The man restoring an 1800 system has set up the machines and cleaned them extremely well. He is debating what steps to take next and we are chatting about options and decisions he wants to make.
|The part of the system he intends to restore - 1800 system plus 2311 disk drive|
|Panel of the IBM 1800|
|2311 disk arm assembly with heads barely visible|
|View of the heads with possible weld failures on the heads|
Once I was consistently reading the contents into the FIFO and able to step through the contents with my controller logic, it was time to add in the CRC calculation and error checking. Knowing whether all the data is correct or whether my head position is off enough to be causing bit errors will be guide me in what I need to do as I continue the restoration and build-out of my controller logic.

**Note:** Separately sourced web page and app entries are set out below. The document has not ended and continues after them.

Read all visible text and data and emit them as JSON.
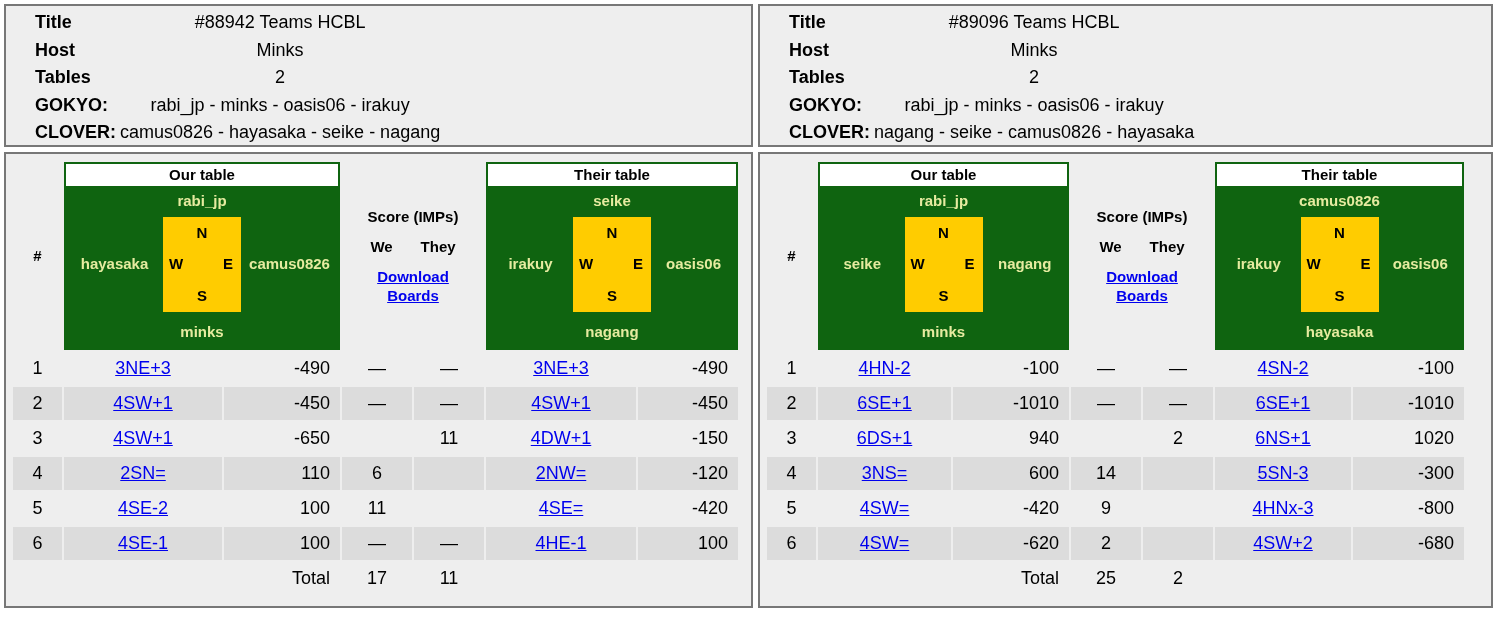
{
  "matches": [
    {
      "info": {
        "title_label": "Title",
        "title": "#88942 Teams HCBL",
        "host_label": "Host",
        "host": "Minks",
        "tables_label": "Tables",
        "tables": "2",
        "teams": [
          {
            "name": "GOKYO:",
            "players": "rabi_jp - minks - oasis06 - irakuy"
          },
          {
            "name": "CLOVER:",
            "players": "camus0826 - hayasaka - seike - nagang"
          }
        ]
      },
      "results": {
        "number_header": "#",
        "our_table": {
          "caption": "Our table",
          "north": "rabi_jp",
          "west": "hayasaka",
          "east": "camus0826",
          "south": "minks",
          "compass": [
            "N",
            "W",
            "E",
            "S"
          ]
        },
        "score_header": "Score (IMPs)",
        "we_header": "We",
        "they_header": "They",
        "download_link": "Download Boards",
        "their_table": {
          "caption": "Their table",
          "north": "seike",
          "west": "irakuy",
          "east": "oasis06",
          "south": "nagang",
          "compass": [
            "N",
            "W",
            "E",
            "S"
          ]
        },
        "boards": [
          {
            "number": "1",
            "our_contract": "3NE+3",
            "our_score": "-490",
            "we": "—",
            "they": "—",
            "their_contract": "3NE+3",
            "their_score": "-490"
          },
          {
            "number": "2",
            "our_contract": "4SW+1",
            "our_score": "-450",
            "we": "—",
            "they": "—",
            "their_contract": "4SW+1",
            "their_score": "-450"
          },
          {
            "number": "3",
            "our_contract": "4SW+1",
            "our_score": "-650",
            "they": "11",
            "their_contract": "4DW+1",
            "their_score": "-150"
          },
          {
            "number": "4",
            "our_contract": "2SN=",
            "our_score": "110",
            "we": "6",
            "their_contract": "2NW=",
            "their_score": "-120"
          },
          {
            "number": "5",
            "our_contract": "4SE-2",
            "our_score": "100",
            "we": "11",
            "their_contract": "4SE=",
            "their_score": "-420"
          },
          {
            "number": "6",
            "our_contract": "4SE-1",
            "our_score": "100",
            "we": "—",
            "they": "—",
            "their_contract": "4HE-1",
            "their_score": "100"
          }
        ],
        "total_label": "Total",
        "total_we": "17",
        "total_they": "11"
      }
    },
    {
      "info": {
        "title_label": "Title",
        "title": "#89096 Teams HCBL",
        "host_label": "Host",
        "host": "Minks",
        "tables_label": "Tables",
        "tables": "2",
        "teams": [
          {
            "name": "GOKYO:",
            "players": "rabi_jp - minks - oasis06 - irakuy"
          },
          {
            "name": "CLOVER:",
            "players": "nagang - seike - camus0826 - hayasaka"
          }
        ]
      },
      "results": {
        "number_header": "#",
        "our_table": {
          "caption": "Our table",
          "north": "rabi_jp",
          "west": "seike",
          "east": "nagang",
          "south": "minks",
          "compass": [
            "N",
            "W",
            "E",
            "S"
          ]
        },
        "score_header": "Score (IMPs)",
        "we_header": "We",
        "they_header": "They",
        "download_link": "Download Boards",
        "their_table": {
          "caption": "Their table",
          "north": "camus0826",
          "west": "irakuy",
          "east": "oasis06",
          "south": "hayasaka",
          "compass": [
            "N",
            "W",
            "E",
            "S"
          ]
        },
        "boards": [
          {
            "number": "1",
            "our_contract": "4HN-2",
            "our_score": "-100",
            "we": "—",
            "they": "—",
            "their_contract": "4SN-2",
            "their_score": "-100"
          },
          {
            "number": "2",
            "our_contract": "6SE+1",
            "our_score": "-1010",
            "we": "—",
            "they": "—",
            "their_contract": "6SE+1",
            "their_score": "-1010"
          },
          {
            "number": "3",
            "our_contract": "6DS+1",
            "our_score": "940",
            "they": "2",
            "their_contract": "6NS+1",
            "their_score": "1020"
          },
          {
            "number": "4",
            "our_contract": "3NS=",
            "our_score": "600",
            "we": "14",
            "their_contract": "5SN-3",
            "their_score": "-300"
          },
          {
            "number": "5",
            "our_contract": "4SW=",
            "our_score": "-420",
            "we": "9",
            "their_contract": "4HNx-3",
            "their_score": "-800"
          },
          {
            "number": "6",
            "our_contract": "4SW=",
            "our_score": "-620",
            "we": "2",
            "their_contract": "4SW+2",
            "their_score": "-680"
          }
        ],
        "total_label": "Total",
        "total_we": "25",
        "total_they": "2"
      }
    }
  ]
}
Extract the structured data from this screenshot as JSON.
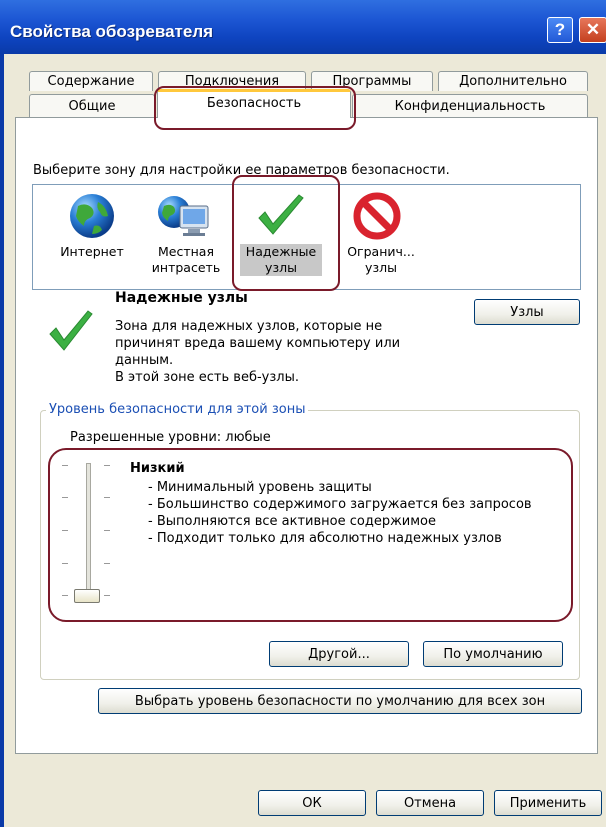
{
  "window": {
    "title": "Свойства обозревателя",
    "help_glyph": "?",
    "close_glyph": "✕"
  },
  "tabs_row1": [
    "Содержание",
    "Подключения",
    "Программы",
    "Дополнительно"
  ],
  "tabs_row2": [
    "Общие",
    "Безопасность",
    "Конфиденциальность"
  ],
  "zone_section": {
    "instruction": "Выберите зону для настройки ее параметров безопасности.",
    "zones": [
      {
        "label": "Интернет",
        "icon": "globe-icon"
      },
      {
        "label": "Местная интрасеть",
        "icon": "intranet-icon"
      },
      {
        "label": "Надежные узлы",
        "icon": "checkmark-icon"
      },
      {
        "label": "Огранич... узлы",
        "icon": "restricted-icon"
      }
    ]
  },
  "selected_zone": {
    "title": "Надежные узлы",
    "description_lines": [
      "Зона для надежных узлов, которые не",
      "причинят вреда вашему компьютеру или",
      "данным.",
      "В этой зоне есть веб-узлы."
    ],
    "sites_button": "Узлы"
  },
  "security_level": {
    "group_title": "Уровень безопасности для этой зоны",
    "allowed_levels": "Разрешенные уровни: любые",
    "level_name": "Низкий",
    "details": [
      "- Минимальный уровень защиты",
      "- Большинство содержимого загружается без запросов",
      "- Выполняются все активное содержимое",
      "- Подходит только для абсолютно надежных узлов"
    ],
    "slider_level": 0.0,
    "custom_button": "Другой...",
    "default_button": "По умолчанию",
    "reset_all_button": "Выбрать уровень безопасности по умолчанию для всех зон"
  },
  "footer": {
    "ok": "ОК",
    "cancel": "Отмена",
    "apply": "Применить"
  }
}
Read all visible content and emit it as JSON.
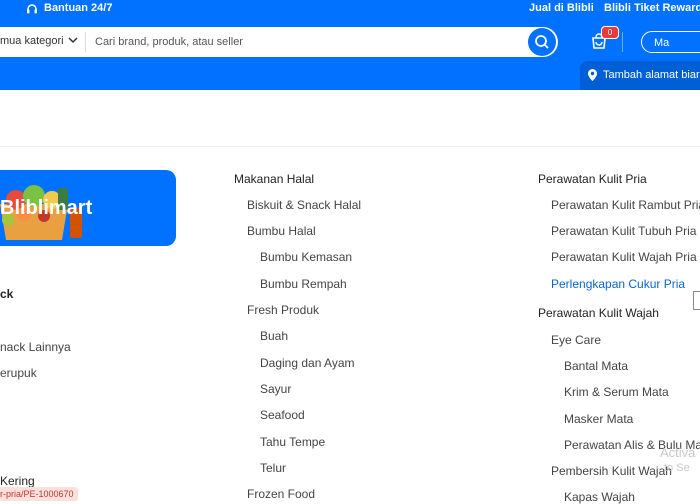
{
  "topbar": {
    "help_label": "Bantuan 24/7",
    "sell_label": "Jual di Blibli",
    "rewards_label": "Blibli Tiket Rewards"
  },
  "search": {
    "category_label": "mua kategori",
    "placeholder": "Cari brand, produk, atau seller"
  },
  "cart": {
    "count": "0"
  },
  "login_label": "Ma",
  "address_label": "Tambah alamat biar",
  "banner": {
    "title": "Bliblimart"
  },
  "left_column": {
    "heading_partial": "ck",
    "items": [
      "nack Lainnya",
      "erupuk"
    ],
    "bottom_heading": "Kering",
    "url_tag": "r-pria/PE-1000670"
  },
  "middle_column": {
    "heading": "Makanan Halal",
    "items": [
      "Biskuit & Snack Halal",
      "Bumbu Halal",
      "Bumbu Kemasan",
      "Bumbu Rempah",
      "Fresh Produk",
      "Buah",
      "Daging dan Ayam",
      "Sayur",
      "Seafood",
      "Tahu Tempe",
      "Telur",
      "Frozen Food"
    ]
  },
  "right_column": {
    "heading1": "Perawatan Kulit Pria",
    "items1": [
      "Perawatan Kulit Rambut Pria",
      "Perawatan Kulit Tubuh Pria",
      "Perawatan Kulit Wajah Pria",
      "Perlengkapan Cukur Pria"
    ],
    "heading2": "Perawatan Kulit Wajah",
    "items2": [
      "Eye Care",
      "Bantal Mata",
      "Krim & Serum Mata",
      "Masker Mata",
      "Perawatan Alis & Bulu Mata",
      "Pembersih Kulit Wajah",
      "Kapas Wajah"
    ]
  },
  "watermark": {
    "line1": "Activa",
    "line2": "to Se"
  },
  "colors": {
    "brand_blue": "#0072ff",
    "link_active": "#0a64d6",
    "badge_red": "#e83a3a"
  }
}
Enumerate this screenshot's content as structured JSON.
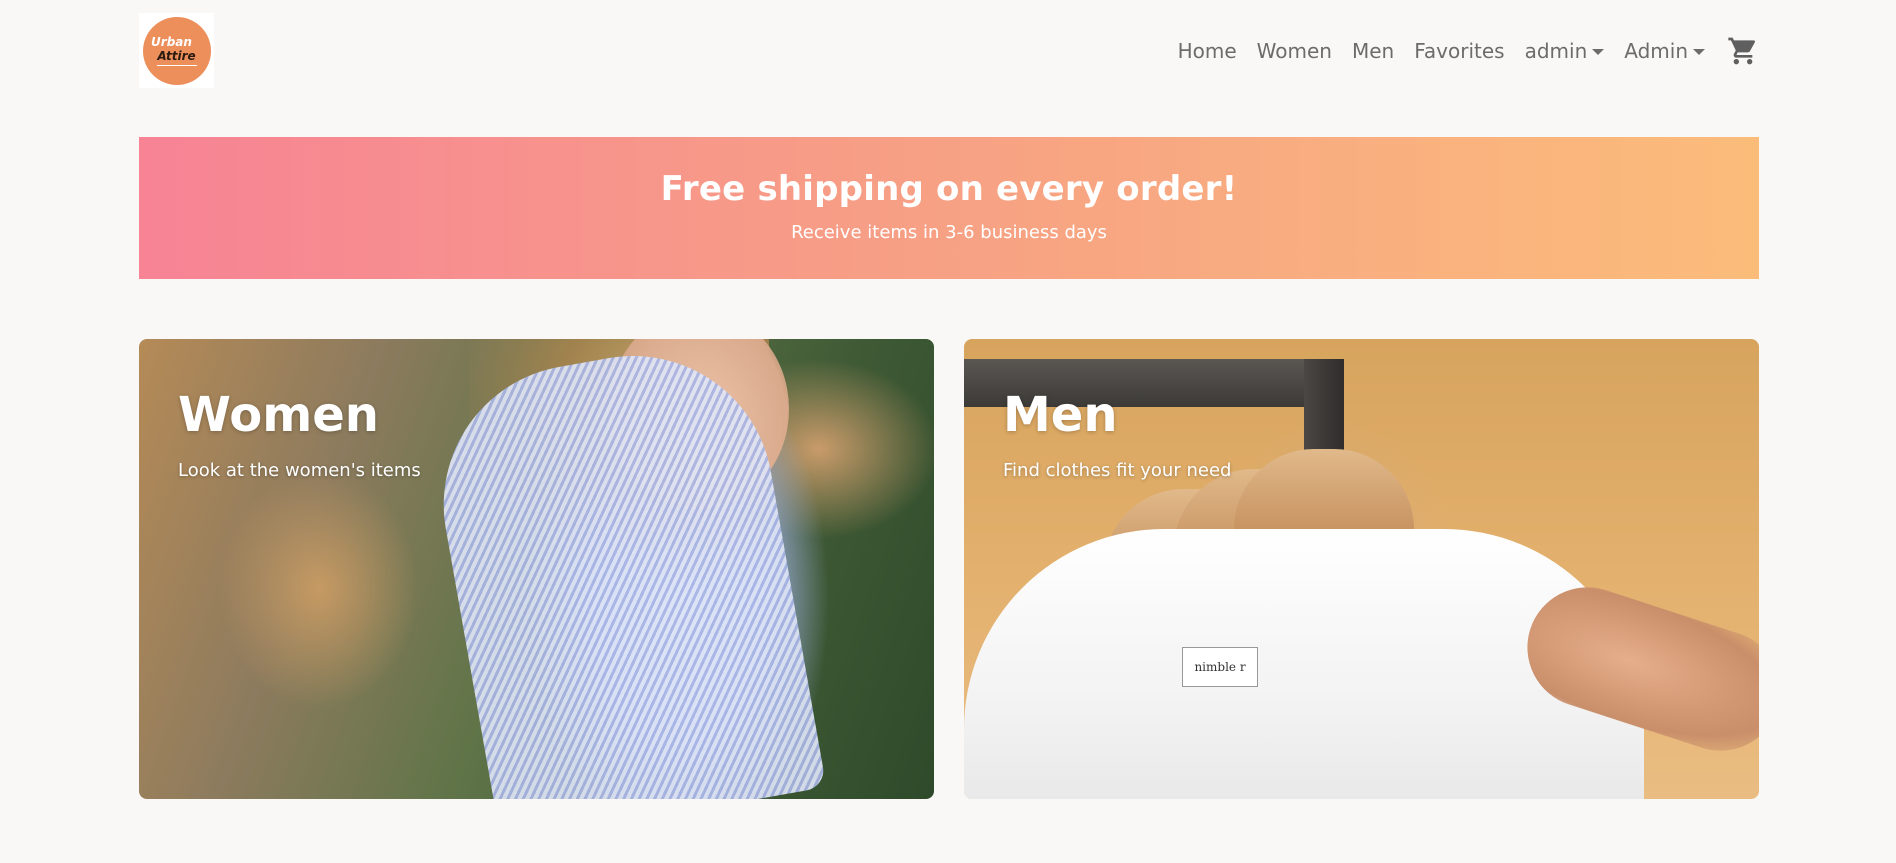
{
  "brand": {
    "logo_line1": "Urban",
    "logo_line2": "Attire"
  },
  "nav": {
    "home": "Home",
    "women": "Women",
    "men": "Men",
    "favorites": "Favorites",
    "user_menu": "admin",
    "admin_menu": "Admin",
    "cart_icon": "shopping-cart-icon"
  },
  "banner": {
    "title": "Free shipping on every order!",
    "subtitle": "Receive items in 3-6 business days",
    "gradient_start": "#f78395",
    "gradient_end": "#fbbc7a"
  },
  "categories": [
    {
      "title": "Women",
      "subtitle": "Look at the women's items"
    },
    {
      "title": "Men",
      "subtitle": "Find clothes fit your need",
      "shirt_label": "nimble r"
    }
  ]
}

My tests in the morning were successful, thus it was time to work on the CRC function. The Fairchild chip used with the Altair controller has several CRC polynomials, depending on the value set in three control bits. I looked at the controller schematics to see if those three values were hard wired.
They were all pulled to ground, which implements a CRC-16 polynomial method. The data sheet gave an equivalent circuit, which allowed me to implement this in the fpga easily. I then whipped up the circuitry to steer the relevant data through the circuit and make the error checks.
Using it for reading required a state machine that would pump the three header bytes into the generator, then push through the 16 CRC bits and finally determine if there is an error based on whether the residual in the 16 bit internal register of the generator is zero (data passes check) or not. Following that, it has to reset the generator, pump 256 bytes worth of data field bits through the generator, then push in the two CRC bytes and at the end check to be sure the residual is zero.
Writing rather than reading involves an easy modification of the behavior. After pushing the three bytes for the header into the generator, a control flag is flipped and we shift out the CRC bytes instead of sending in the prerecorded value of a sector that was read. We skip the error check since we just generated the CRC, then do the same for the 256 bytes of the data field, flipping the control flag to clock out the resultant 16 bit CRC. Our write logic will take the shifted-out CRC and write it as the last two bytes of both header and data fields.
I whipped up the logic and tested it in the late afternoon. I have a few nits to deal with, such as that my FIFO display is off by one - I get an extraneous byte of 0x00 first. My +5V Timer Board does something odd when I power on and push the Start/Stop button - it seems to be running the timer but shouldn't. More seriously, the CRC state machine is stalled somewhere - I think it is very early in its logic since I don't see any sign that the CRC generator register is turning on any bits. This will take some debugging work.
Since I have a friend visiting from the UK tonight and had my daughter hear this morning, I have run out of time for work on the system today.